### Your assignment
Reproduce the records exactly. Leave the pictures out.

### Data for this task
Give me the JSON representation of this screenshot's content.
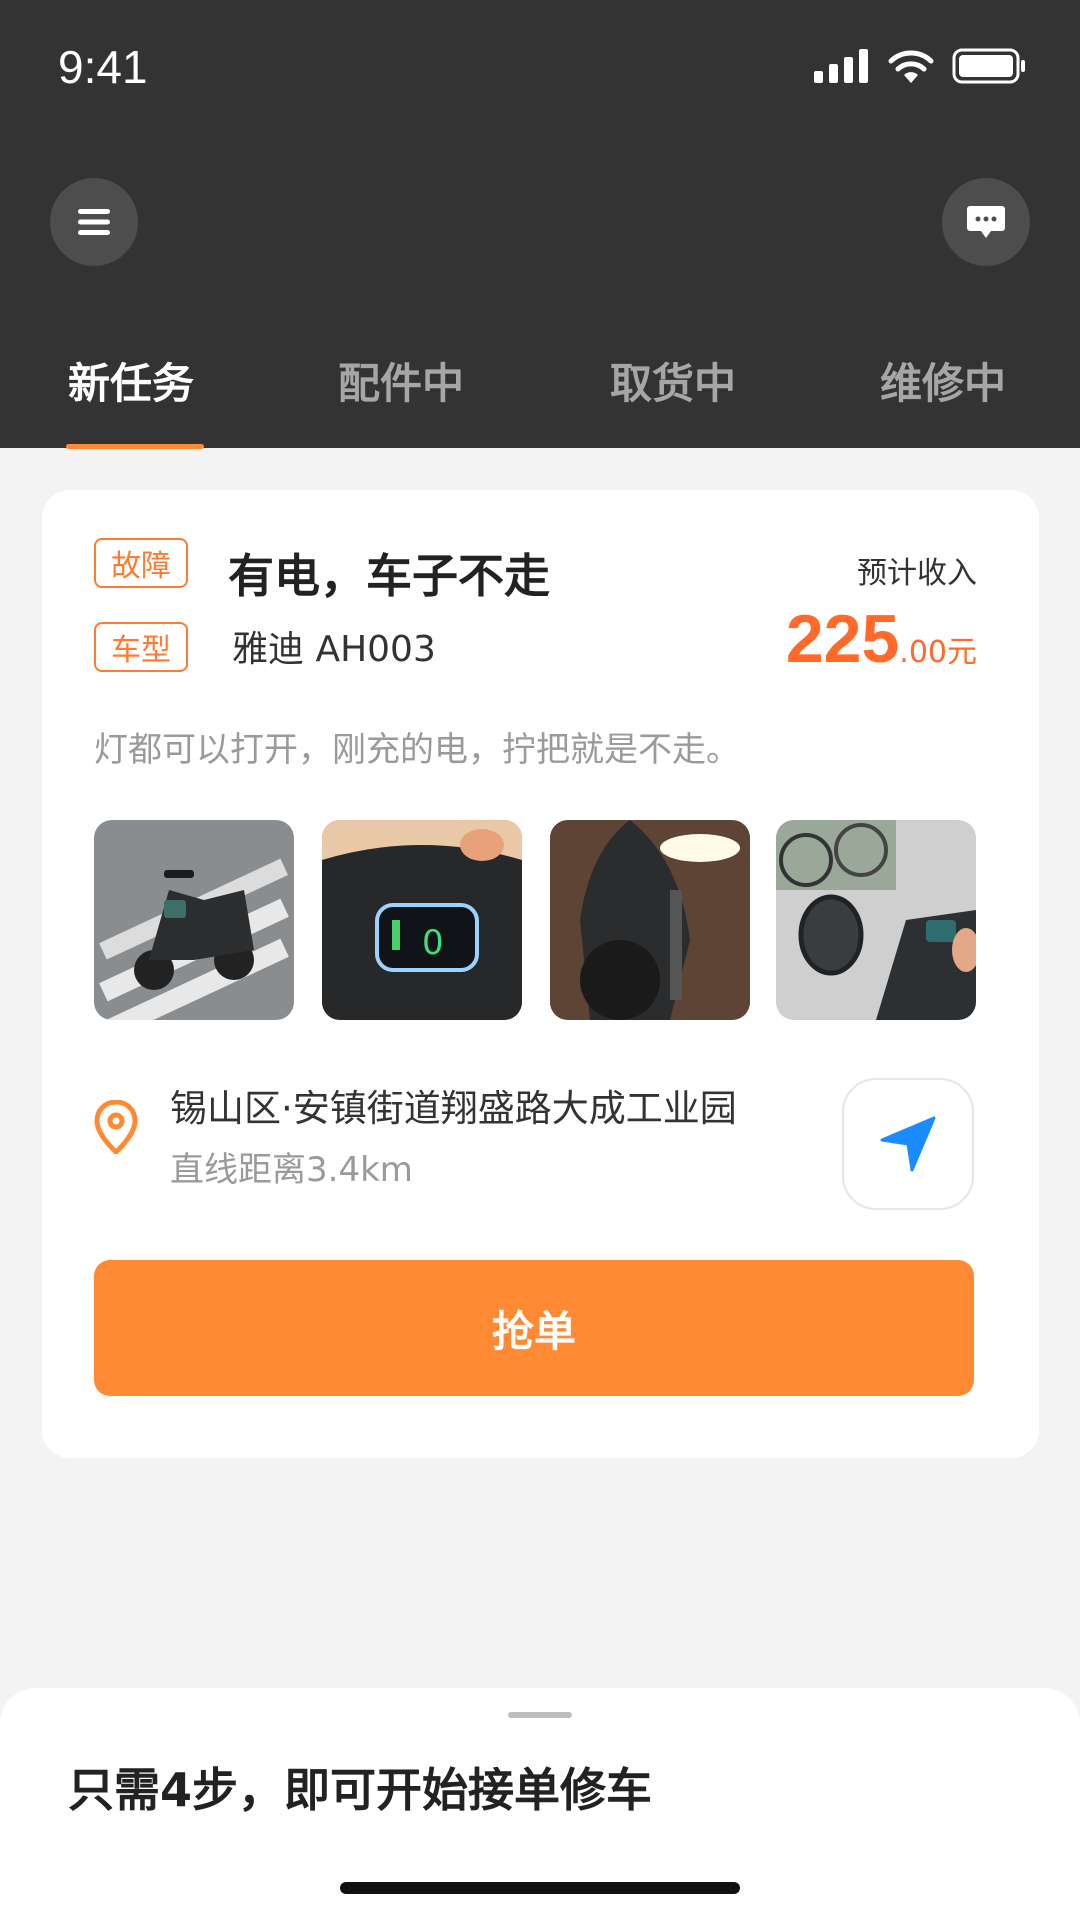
{
  "status": {
    "time": "9:41"
  },
  "header": {
    "menu_icon": "menu-icon",
    "message_icon": "message-icon"
  },
  "tabs": [
    {
      "label": "新任务",
      "active": true
    },
    {
      "label": "配件中",
      "active": false
    },
    {
      "label": "取货中",
      "active": false
    },
    {
      "label": "维修中",
      "active": false
    }
  ],
  "task": {
    "fault_tag": "故障",
    "title": "有电，车子不走",
    "model_tag": "车型",
    "model": "雅迪  AH003",
    "income_label": "预计收入",
    "price_int": "225",
    "price_dec": ".00元",
    "description": "灯都可以打开，刚充的电，拧把就是不走。",
    "photos": [
      "scooter-crosswalk-photo",
      "scooter-dashboard-photo",
      "scooter-headlight-photo",
      "scooter-handlebar-photo"
    ],
    "address": "锡山区·安镇街道翔盛路大成工业园",
    "distance": "直线距离3.4km",
    "grab_button": "抢单"
  },
  "sheet": {
    "title": "只需4步，即可开始接单修车"
  },
  "colors": {
    "accent": "#ff8a33",
    "price": "#ff6a2a",
    "header_bg": "#333333",
    "nav_blue": "#1a8cff"
  }
}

### Task response
Give me the JSON representation of this screenshot's content.
{
  "status": {
    "time": "9:41"
  },
  "header": {
    "menu_icon": "menu-icon",
    "message_icon": "message-icon"
  },
  "tabs": [
    {
      "label": "新任务",
      "active": true
    },
    {
      "label": "配件中",
      "active": false
    },
    {
      "label": "取货中",
      "active": false
    },
    {
      "label": "维修中",
      "active": false
    }
  ],
  "task": {
    "fault_tag": "故障",
    "title": "有电，车子不走",
    "model_tag": "车型",
    "model": "雅迪  AH003",
    "income_label": "预计收入",
    "price_int": "225",
    "price_dec": ".00元",
    "description": "灯都可以打开，刚充的电，拧把就是不走。",
    "photos": [
      "scooter-crosswalk-photo",
      "scooter-dashboard-photo",
      "scooter-headlight-photo",
      "scooter-handlebar-photo"
    ],
    "address": "锡山区·安镇街道翔盛路大成工业园",
    "distance": "直线距离3.4km",
    "grab_button": "抢单"
  },
  "sheet": {
    "title": "只需4步，即可开始接单修车"
  },
  "colors": {
    "accent": "#ff8a33",
    "price": "#ff6a2a",
    "header_bg": "#333333",
    "nav_blue": "#1a8cff"
  }
}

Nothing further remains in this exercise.